Members of the EIS, NASUWT, SSTA and the AHDS trade unions are taking part in the action in a dispute over pay.
Unions rejected a 5% increase, arguing for 10%. The offer includes rises of up to 6.85% for the lowest-paid staff.
The Scottish Negotiating Committee for Teachers (SCNT) is meeting to discuss the pay options.
The committee brings unions, the government and councils together to negotiate.
The EIS said it hoped the SNCT meeting, which was called at the request of the unions, would advance discussions towards a new offer.
But EIS representative Des Morris, chair of the teachers’ side of the SNCT, said the strikes would proceed in the absence of an improved deal.
Last week, the Scottish government said there was “potential scope for compromise” following a meeting with teaching unions.
Education Secretary Shirley-Anne Somerville, left, said the talks on Friday were “constructive and helpful”.
She added: “We are open to considering options to resolve this dispute through the SNCT.
“I recognise that any deal must be fair and affordable for all concerned, given the unprecedented pressures facing Scotland’s budget.”
Local government body Cosla said there was no additional funding available for an improved pay deal.
Cosla’s spokeswoman for resources, Katie Hagmann, said: “I look forward to maintaining constructive and proactive dialogue, which considers all options available, so that we limit any further disruption for pupils, parents and carers.”
The industrial action follows the biggest Scottish teachers’ strike in decades in November.
Teaching unions in England and Wales are also balloting members over pay.
Most state school teachers in England and Wales had a 5% rise this year, and many teachers in Northern Ireland have been offered 3.2% over two years.
Unions argue that with inflation at 10.7%, these increases amount to a real-terms pay cut.

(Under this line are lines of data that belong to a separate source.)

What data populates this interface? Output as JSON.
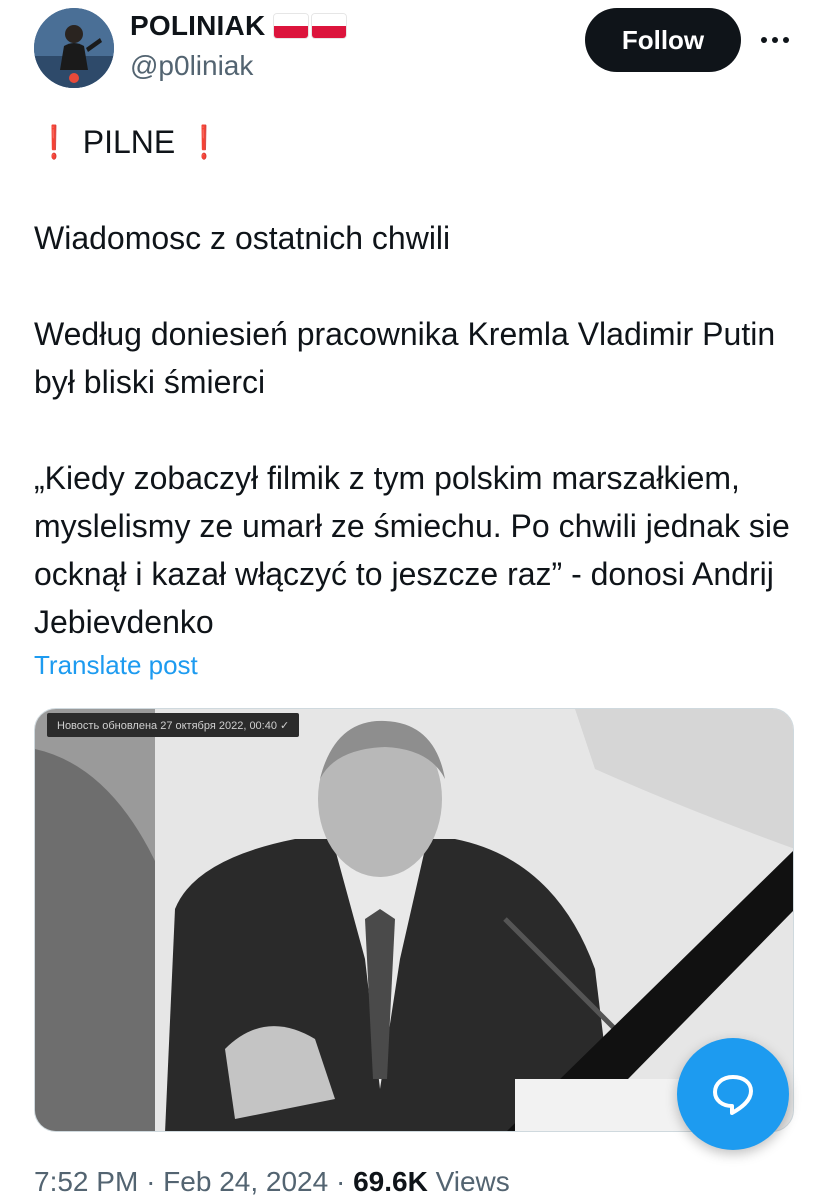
{
  "author": {
    "name": "POLINIAK",
    "handle": "@p0liniak",
    "flags": [
      "poland-flag",
      "poland-flag"
    ]
  },
  "follow_label": "Follow",
  "more_icon": "more-horizontal-icon",
  "tweet": {
    "headline": "PILNE",
    "alert_icon": "red-exclamation-icon",
    "alert_color": "#e0245e",
    "line1": "Wiadomosc z ostatnich chwili",
    "line2": "Według doniesień pracownika Kremla Vladimir Putin był bliski śmierci",
    "line3": "„Kiedy zobaczył filmik z tym polskim marszałkiem, myslelismy ze umarł ze śmiechu. Po chwili jednak sie ocknął i kazał włączyć to jeszcze raz” - donosi Andrij Jebievdenko"
  },
  "translate_label": "Translate post",
  "media": {
    "caption": "Новость обновлена 27 октября 2022, 00:40  ✓"
  },
  "meta": {
    "time": "7:52 PM",
    "date": "Feb 24, 2024",
    "views_count": "69.6K",
    "views_label": "Views"
  },
  "colors": {
    "accent": "#1d9bf0",
    "text": "#0f1419",
    "secondary": "#536471",
    "flag_red": "#dc143c"
  },
  "fab_icon": "compose-reply-icon"
}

Scottish Liberal Democrat education spokesperson Willie Rennie MSP, right, today compared the Scottish Government to, “the lazy student who repeatedly submits their homework late.” He made the claim as the government took no action to bring an end to the strikes over the festive season.
Mr Rennie commented: “This week’s strikes threaten enormous disruption for pupils but the Scottish Government took no action for weeks to bring them to an end.
“They are like the lazy student who repeatedly submits their homework late.
“Teachers have seen class sizes rise and classroom support plummet, a direct consequence of the years of neglect at the hands of the SNP.
“The Scottish Government needs to step up the effort to resolve the strikes.”
Top of page picture: Labour MSPs Jackie Baillie and Paul O’Kane supporting the teachers.